Exercise description: Every line with "this" in it must be copied from the data.
Records provided START
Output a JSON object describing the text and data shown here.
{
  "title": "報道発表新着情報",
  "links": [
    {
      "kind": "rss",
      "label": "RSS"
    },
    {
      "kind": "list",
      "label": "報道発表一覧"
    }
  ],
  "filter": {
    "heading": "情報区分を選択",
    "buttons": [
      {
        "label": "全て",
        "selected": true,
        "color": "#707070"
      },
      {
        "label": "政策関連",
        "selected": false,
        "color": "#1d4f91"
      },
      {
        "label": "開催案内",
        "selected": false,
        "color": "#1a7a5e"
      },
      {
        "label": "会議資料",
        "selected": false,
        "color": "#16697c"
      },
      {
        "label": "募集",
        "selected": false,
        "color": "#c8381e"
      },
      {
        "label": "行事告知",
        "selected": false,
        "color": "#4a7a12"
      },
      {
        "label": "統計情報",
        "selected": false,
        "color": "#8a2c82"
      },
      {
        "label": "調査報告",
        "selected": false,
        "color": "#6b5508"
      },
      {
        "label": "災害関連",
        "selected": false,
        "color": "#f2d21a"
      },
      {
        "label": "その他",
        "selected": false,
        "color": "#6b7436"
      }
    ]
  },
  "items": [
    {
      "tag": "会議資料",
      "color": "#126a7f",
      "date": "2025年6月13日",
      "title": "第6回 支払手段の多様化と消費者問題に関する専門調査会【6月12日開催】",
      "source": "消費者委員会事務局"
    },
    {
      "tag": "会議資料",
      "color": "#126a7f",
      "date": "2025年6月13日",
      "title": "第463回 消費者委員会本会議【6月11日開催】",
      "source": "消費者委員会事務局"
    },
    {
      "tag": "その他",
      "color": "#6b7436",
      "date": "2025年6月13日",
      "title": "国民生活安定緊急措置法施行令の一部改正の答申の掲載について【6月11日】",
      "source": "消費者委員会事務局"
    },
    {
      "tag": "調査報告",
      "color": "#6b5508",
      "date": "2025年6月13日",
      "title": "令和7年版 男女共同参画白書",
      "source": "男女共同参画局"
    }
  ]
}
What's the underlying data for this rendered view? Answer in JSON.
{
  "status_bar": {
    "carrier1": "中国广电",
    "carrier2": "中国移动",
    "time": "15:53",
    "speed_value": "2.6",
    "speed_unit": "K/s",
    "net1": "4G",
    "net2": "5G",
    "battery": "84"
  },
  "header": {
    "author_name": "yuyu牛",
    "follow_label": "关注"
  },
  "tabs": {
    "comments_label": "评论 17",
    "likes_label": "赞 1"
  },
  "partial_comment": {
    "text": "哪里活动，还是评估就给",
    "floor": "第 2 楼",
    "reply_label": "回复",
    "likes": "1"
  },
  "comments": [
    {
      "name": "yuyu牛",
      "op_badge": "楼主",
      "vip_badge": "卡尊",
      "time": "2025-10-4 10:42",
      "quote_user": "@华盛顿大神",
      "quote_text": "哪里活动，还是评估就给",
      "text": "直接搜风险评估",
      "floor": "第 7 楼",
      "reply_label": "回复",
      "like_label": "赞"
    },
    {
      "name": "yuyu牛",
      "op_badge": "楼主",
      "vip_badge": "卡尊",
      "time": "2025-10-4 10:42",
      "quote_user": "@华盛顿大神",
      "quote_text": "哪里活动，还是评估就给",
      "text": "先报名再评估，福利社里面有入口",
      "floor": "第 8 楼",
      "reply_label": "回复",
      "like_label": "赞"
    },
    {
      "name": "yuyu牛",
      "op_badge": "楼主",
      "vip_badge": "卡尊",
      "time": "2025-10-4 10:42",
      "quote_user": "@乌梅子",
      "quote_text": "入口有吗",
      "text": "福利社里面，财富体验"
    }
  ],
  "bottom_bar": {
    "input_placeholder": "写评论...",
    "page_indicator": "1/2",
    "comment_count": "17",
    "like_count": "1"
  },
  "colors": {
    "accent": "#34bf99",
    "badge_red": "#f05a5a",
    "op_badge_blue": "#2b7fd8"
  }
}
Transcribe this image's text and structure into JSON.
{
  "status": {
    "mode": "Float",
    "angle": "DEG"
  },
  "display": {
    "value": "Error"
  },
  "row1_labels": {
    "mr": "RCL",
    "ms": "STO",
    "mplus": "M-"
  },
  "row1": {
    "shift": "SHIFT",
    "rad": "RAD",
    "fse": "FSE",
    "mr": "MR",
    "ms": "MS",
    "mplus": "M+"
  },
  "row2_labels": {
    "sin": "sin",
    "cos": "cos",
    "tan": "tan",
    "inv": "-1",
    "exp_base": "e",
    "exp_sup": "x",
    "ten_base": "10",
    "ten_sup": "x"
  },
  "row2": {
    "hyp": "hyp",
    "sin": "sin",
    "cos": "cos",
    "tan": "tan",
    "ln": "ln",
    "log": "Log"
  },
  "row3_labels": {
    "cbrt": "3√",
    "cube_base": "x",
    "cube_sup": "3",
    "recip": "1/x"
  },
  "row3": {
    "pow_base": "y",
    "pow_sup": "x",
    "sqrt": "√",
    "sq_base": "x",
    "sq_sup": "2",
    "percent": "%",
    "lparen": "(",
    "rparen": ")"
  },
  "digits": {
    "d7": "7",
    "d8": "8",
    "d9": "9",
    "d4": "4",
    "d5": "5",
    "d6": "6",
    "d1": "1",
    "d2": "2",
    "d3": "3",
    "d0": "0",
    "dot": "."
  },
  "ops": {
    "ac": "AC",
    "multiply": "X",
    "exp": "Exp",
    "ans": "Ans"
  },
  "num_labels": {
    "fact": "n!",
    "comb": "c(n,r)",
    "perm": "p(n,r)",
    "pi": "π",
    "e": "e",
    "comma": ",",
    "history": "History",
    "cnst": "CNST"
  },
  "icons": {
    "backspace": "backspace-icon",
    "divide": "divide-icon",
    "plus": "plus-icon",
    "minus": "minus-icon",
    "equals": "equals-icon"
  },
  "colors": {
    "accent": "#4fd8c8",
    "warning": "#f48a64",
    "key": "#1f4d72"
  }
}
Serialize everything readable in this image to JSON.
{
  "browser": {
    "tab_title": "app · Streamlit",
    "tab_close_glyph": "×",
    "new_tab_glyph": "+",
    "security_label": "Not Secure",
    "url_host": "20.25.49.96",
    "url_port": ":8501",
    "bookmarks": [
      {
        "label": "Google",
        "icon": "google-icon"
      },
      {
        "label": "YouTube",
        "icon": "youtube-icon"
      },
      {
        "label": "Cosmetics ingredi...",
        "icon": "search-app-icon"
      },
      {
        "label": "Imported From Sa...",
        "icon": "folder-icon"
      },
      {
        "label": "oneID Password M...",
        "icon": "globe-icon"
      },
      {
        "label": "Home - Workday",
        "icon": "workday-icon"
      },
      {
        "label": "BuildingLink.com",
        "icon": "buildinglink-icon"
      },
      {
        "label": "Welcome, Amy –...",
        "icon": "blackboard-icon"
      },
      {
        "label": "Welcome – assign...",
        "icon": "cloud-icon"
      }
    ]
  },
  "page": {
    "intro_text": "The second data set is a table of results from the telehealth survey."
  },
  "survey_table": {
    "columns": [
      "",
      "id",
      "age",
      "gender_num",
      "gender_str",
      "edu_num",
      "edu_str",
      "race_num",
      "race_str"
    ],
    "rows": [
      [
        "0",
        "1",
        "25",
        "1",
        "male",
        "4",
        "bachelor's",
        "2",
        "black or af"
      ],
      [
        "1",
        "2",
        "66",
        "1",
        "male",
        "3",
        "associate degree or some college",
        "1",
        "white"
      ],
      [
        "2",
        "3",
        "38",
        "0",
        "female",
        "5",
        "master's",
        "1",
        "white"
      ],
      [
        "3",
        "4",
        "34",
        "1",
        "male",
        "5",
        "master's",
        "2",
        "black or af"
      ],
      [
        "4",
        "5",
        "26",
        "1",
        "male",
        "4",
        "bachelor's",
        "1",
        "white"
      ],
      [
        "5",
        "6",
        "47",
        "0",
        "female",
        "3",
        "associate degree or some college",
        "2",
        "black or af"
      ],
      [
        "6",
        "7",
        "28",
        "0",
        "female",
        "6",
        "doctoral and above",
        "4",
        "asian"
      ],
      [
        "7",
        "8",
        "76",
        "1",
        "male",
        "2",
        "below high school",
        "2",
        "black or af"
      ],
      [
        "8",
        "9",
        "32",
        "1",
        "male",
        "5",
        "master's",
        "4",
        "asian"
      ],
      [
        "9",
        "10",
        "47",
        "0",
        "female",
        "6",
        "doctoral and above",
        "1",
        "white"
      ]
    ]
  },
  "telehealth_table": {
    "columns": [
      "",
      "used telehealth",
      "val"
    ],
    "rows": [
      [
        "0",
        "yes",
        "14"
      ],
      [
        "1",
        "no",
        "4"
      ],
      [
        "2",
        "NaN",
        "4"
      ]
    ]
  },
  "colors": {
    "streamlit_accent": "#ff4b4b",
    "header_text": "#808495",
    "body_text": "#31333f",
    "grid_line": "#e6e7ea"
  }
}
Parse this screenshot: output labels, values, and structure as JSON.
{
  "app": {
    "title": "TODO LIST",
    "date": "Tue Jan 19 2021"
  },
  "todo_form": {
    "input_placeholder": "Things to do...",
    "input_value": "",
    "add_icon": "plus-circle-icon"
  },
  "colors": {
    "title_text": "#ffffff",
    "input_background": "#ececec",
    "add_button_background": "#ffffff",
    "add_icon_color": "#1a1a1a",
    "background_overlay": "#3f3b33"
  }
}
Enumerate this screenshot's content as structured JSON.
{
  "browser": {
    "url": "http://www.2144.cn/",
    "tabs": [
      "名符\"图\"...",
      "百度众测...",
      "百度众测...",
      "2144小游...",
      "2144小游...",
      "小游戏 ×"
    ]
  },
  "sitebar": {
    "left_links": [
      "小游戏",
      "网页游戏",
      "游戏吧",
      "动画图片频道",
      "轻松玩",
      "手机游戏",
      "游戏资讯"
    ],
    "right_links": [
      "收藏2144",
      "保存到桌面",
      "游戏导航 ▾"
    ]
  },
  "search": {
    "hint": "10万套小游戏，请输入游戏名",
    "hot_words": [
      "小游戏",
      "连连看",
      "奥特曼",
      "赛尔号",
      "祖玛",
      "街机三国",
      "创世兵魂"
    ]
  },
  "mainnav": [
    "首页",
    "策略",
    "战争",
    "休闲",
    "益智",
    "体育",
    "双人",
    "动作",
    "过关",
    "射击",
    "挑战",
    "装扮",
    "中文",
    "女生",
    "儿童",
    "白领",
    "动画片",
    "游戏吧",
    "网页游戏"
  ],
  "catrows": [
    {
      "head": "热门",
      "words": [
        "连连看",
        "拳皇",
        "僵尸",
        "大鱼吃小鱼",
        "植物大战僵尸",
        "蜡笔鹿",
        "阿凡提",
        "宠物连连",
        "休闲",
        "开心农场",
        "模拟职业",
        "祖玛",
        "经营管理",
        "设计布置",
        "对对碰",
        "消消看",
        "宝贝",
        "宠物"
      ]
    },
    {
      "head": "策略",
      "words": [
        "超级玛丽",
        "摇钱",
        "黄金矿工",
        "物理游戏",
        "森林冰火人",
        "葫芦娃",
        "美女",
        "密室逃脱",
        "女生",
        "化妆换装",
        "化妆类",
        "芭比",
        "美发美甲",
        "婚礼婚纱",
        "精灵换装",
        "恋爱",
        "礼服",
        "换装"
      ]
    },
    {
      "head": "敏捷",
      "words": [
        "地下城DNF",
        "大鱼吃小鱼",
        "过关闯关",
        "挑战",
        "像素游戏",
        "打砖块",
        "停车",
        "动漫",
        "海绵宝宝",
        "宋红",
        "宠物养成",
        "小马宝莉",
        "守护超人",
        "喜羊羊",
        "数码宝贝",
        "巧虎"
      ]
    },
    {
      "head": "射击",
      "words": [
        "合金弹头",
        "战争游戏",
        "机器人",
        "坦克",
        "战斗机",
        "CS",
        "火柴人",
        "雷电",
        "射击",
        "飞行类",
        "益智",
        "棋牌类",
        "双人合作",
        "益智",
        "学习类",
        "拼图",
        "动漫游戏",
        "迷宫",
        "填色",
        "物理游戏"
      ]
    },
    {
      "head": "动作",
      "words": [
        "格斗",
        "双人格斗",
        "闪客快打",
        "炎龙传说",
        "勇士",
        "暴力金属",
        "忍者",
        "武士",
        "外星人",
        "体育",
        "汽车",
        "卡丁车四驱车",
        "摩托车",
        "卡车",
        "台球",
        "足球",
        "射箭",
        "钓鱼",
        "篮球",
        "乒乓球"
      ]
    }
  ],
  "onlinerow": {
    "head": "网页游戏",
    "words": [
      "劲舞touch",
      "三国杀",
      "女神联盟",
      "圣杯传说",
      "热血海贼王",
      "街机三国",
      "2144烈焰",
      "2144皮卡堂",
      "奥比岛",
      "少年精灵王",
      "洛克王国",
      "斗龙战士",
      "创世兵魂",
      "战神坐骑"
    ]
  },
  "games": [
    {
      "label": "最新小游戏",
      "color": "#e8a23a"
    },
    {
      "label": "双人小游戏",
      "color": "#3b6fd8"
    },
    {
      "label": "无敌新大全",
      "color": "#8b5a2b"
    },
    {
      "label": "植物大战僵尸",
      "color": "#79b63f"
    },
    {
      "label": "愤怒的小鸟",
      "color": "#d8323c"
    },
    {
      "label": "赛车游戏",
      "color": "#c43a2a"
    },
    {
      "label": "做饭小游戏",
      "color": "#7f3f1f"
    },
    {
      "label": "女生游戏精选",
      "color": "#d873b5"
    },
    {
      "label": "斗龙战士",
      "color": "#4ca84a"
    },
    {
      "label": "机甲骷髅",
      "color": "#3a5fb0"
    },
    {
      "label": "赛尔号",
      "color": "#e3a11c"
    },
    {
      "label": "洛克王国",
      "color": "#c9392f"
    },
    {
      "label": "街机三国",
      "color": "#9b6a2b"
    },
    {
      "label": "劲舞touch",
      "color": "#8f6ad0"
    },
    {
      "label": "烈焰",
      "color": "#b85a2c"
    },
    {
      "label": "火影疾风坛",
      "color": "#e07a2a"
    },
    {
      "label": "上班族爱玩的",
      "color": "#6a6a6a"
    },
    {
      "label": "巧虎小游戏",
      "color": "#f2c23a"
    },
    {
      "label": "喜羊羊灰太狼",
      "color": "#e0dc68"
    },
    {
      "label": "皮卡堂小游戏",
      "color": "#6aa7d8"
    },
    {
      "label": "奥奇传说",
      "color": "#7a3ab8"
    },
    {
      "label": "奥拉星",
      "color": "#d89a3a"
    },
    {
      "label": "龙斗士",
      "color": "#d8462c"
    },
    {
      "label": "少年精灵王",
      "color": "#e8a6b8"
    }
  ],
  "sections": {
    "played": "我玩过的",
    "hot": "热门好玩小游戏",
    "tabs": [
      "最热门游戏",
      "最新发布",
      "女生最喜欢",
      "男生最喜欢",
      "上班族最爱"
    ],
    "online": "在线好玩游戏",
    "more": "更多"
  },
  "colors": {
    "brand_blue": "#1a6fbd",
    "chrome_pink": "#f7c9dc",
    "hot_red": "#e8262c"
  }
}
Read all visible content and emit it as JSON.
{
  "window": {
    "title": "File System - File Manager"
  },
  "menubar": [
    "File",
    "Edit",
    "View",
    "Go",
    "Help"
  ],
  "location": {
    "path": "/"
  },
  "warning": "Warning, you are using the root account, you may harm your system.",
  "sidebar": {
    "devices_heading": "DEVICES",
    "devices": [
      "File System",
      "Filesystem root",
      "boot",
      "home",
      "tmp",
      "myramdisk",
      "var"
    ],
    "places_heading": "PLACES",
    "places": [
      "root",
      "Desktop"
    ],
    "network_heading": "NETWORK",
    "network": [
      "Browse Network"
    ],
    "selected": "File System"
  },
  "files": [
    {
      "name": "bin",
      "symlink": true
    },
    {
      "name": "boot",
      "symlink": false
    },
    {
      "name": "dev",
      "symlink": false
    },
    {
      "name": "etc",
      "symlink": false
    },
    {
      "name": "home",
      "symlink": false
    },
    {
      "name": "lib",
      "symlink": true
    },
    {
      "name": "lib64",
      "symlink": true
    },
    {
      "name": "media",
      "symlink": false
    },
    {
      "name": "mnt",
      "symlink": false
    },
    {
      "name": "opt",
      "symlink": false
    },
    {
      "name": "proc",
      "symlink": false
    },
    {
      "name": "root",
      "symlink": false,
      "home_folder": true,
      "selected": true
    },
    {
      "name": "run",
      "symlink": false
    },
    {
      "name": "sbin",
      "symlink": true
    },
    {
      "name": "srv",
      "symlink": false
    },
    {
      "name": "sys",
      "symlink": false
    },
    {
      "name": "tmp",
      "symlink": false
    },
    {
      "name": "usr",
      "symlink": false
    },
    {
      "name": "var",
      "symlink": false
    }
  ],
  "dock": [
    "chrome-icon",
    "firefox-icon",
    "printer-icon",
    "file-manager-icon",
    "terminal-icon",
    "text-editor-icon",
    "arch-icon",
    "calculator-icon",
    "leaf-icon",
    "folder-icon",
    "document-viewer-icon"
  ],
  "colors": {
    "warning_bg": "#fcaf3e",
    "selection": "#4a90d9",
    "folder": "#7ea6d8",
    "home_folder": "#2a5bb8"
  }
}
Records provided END
Output:
What's the underlying data for this rendered view? Answer in JSON.
Transcribe this image's text and structure into JSON.
Serialize everything readable in this image to JSON.
Parse this screenshot: output labels, values, and structure as JSON.
Enumerate this screenshot's content as structured JSON.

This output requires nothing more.